When the Divine Source calls our ancestors, Abraham and Sarah, to “Go forth, Lekh Lekha, to a new land that I will show thee” God gives them an assurance and incredible blessing that is passed down through the generations to us; “I will bless those who bless you and curse the one that curses you, and all the families of earth shall bless themselves by you.” (Genesis 12:3) We are the recipients of a powerful mystery linked intrinsically to our covenant. How are we still here on the planet as a people intact when virtually all other ancient peoples have faded into history? How is it that we have the power to constantly bounce back and to not only survive but to thrive? Nations that hate us and persecute us eventually bring on their own destruction and degradation. It is clear that we are to be a blessing. We are to live our lives infused with the values of Torah, lives infused with goodness, compassion and peace. We are tasked to be a mamlekhet kohanim, a kingdom of priests (read “healers”). We are to be a light unto the nations—an agent that reflects Divine consciousness, enlightenment, Divine Source. When we do this, we are blessed and provide a socket for others to plug into Divine flow and receive abundance through blessing.
When we speak of covenant and chosenness, we must be very careful to not fall into the trap of exceptionalism. Feeling chosen can be understood in a way that is misguided and can lead to ethnocentrism and xenophobia. Believing that we are inherently superior to others is a flagrant and dangerous misreading of Torah which teaches us that all humanity is created in God’s image and likeness. The idea that some of us are more human and more like God than others simply smacks of racism.
I know from Torah that our covenant with Divine Source holds blessings for all humanity. I sense that deep in our Jewish kishkes we know that Jews are the human “canary in a coal mine.” When there is lack of hope, when struggles seem too great to solve collectively, Jew-hatred emerges. When world leaders peddle a steady diet of fear, separation and scarcity, Jew-hatred is reinforced. Antisemitism is an early indicator that something very grave is wrong in our world.

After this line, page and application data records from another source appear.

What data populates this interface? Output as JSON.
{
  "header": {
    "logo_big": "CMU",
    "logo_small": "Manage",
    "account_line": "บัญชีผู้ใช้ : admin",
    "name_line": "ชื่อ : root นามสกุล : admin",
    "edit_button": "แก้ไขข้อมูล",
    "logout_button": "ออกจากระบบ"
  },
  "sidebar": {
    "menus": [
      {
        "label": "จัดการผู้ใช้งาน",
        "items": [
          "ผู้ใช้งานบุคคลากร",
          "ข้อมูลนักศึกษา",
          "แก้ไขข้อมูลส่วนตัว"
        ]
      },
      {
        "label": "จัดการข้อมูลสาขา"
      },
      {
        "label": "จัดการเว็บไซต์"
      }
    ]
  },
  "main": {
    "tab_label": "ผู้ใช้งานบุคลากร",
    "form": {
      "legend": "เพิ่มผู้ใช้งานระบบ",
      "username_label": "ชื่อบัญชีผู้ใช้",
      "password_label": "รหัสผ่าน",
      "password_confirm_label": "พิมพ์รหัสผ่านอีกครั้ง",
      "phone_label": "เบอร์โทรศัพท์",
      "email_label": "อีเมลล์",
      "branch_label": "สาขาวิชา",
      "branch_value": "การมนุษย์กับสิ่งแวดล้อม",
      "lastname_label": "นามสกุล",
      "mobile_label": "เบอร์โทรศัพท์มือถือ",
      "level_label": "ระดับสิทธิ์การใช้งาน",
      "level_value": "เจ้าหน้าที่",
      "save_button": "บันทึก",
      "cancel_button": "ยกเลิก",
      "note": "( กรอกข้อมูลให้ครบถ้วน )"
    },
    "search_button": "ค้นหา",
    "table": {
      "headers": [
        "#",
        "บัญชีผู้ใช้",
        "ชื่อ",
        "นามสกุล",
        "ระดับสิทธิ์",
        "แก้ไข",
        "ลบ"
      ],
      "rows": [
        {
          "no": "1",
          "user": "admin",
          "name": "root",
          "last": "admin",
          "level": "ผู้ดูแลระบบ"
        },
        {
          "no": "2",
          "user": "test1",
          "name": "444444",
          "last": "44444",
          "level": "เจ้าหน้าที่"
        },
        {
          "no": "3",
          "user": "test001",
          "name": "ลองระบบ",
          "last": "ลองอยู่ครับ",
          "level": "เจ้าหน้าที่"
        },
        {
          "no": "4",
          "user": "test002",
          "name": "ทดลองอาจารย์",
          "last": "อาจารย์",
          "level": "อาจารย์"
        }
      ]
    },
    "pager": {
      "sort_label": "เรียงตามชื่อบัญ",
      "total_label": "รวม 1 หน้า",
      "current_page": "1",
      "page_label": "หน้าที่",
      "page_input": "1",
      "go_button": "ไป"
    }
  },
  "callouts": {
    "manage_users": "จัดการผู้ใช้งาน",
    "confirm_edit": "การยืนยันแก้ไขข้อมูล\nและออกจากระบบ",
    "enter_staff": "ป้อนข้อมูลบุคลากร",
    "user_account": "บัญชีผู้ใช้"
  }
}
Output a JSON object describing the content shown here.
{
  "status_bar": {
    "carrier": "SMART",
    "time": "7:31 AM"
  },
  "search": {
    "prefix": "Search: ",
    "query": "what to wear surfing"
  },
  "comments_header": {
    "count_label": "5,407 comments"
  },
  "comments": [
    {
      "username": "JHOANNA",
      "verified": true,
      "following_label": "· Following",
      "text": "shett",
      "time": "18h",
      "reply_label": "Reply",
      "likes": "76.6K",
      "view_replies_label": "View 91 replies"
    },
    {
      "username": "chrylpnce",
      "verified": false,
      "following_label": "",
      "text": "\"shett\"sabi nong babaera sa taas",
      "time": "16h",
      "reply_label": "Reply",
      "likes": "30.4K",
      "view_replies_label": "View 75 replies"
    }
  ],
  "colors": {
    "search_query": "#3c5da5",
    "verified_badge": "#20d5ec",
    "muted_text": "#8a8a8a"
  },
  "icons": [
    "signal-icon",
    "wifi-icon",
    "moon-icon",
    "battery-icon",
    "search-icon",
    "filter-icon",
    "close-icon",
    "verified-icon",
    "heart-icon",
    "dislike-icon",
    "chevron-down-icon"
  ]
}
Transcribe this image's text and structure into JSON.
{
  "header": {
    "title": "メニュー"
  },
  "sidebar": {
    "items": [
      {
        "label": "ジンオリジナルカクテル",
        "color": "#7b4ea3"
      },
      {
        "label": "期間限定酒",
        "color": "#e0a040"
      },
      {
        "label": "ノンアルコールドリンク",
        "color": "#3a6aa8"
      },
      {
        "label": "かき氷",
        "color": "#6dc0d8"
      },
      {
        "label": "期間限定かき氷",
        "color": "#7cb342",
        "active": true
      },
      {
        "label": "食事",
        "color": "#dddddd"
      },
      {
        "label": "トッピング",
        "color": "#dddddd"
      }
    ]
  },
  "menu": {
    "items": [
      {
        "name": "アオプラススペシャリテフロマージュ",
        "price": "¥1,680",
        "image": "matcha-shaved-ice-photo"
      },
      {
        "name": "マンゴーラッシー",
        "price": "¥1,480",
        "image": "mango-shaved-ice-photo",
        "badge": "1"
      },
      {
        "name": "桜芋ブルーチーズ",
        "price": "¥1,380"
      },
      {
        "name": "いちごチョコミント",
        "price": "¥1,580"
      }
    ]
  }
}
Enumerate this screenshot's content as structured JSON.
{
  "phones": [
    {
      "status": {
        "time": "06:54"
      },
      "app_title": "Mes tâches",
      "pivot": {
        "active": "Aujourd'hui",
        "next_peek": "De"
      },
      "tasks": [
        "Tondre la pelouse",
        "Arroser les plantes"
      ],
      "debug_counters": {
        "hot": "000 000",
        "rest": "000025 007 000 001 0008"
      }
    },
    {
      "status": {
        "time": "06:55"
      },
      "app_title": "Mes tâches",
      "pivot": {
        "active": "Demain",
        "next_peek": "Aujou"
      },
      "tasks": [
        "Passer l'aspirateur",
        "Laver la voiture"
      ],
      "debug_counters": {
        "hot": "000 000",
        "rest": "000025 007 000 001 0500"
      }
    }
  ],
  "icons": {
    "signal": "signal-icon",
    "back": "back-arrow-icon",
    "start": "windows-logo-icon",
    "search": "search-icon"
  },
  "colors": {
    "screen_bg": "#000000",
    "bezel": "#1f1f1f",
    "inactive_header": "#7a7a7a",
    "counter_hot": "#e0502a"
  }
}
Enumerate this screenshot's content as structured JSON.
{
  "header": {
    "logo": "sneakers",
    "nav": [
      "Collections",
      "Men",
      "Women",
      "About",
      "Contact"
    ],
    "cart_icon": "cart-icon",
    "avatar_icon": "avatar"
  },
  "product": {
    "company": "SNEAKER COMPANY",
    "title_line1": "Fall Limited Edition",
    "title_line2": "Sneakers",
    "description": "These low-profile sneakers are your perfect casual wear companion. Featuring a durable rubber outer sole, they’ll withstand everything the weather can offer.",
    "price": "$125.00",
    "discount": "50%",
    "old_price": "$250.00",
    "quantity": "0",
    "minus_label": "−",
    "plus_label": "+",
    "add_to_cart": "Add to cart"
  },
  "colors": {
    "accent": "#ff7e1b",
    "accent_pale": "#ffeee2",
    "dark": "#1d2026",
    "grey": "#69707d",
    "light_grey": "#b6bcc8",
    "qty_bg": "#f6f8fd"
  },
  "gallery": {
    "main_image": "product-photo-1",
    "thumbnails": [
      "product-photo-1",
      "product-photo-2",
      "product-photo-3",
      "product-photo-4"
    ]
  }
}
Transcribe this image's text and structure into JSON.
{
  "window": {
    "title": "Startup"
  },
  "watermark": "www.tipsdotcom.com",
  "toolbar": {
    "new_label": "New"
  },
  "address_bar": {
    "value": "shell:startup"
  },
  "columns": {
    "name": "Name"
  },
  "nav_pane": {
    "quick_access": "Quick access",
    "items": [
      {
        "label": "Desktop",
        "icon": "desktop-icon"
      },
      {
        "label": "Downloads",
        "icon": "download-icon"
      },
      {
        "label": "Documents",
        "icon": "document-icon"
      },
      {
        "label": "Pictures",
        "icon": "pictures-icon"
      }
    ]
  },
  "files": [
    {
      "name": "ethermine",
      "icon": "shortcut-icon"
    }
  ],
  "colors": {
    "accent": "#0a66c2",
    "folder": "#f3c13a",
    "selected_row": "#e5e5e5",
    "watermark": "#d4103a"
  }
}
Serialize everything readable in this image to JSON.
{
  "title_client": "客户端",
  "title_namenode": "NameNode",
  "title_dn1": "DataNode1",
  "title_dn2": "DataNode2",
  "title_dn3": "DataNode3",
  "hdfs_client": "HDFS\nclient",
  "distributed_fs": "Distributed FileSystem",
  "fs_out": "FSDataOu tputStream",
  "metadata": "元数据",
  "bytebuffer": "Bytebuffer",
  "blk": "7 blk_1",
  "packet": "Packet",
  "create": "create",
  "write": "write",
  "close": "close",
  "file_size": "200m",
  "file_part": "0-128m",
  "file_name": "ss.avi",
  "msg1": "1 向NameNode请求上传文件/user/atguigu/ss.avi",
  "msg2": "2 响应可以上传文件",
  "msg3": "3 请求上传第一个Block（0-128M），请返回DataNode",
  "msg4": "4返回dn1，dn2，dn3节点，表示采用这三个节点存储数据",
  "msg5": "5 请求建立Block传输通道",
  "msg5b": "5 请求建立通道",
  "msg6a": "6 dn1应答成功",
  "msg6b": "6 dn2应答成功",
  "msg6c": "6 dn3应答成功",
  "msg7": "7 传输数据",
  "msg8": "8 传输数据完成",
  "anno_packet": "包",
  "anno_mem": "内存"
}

How do we stay sane, safe and generative in spite of this increasingly scary phenomenon? First we call on our courage and faith. We call on our strength as a people to overcome this wave of hatred. We call on our history of surviving and thriving. We call on our sacred and moral tradition to guide us. We keep current events in perspective and do not experience every act or gesture as an actual threat. We ensure that Jewish hatred does not divide us, we work towards achdut, unity. We call on our allies and friends for solidarity and power. We speak truth to power and we remember that we are only as strong as our most vulnerable brothers and sisters. We dedicate ourselves to living meaningful Jewish lives that are infused with pride and joy. We take the well-worn and well-known words of Rabbi Nachman and hold them like a mantra or talisman: the whole world is a very narrow bridge and the essential thing to know deep in the fiber of our being is to not be afraid. In courage, we feel fear but we act with bravery. Ḥazak v’ematz—be strong and courageous and make our lives a blessing. This is a time to show up for one another and to nourish pride and strength.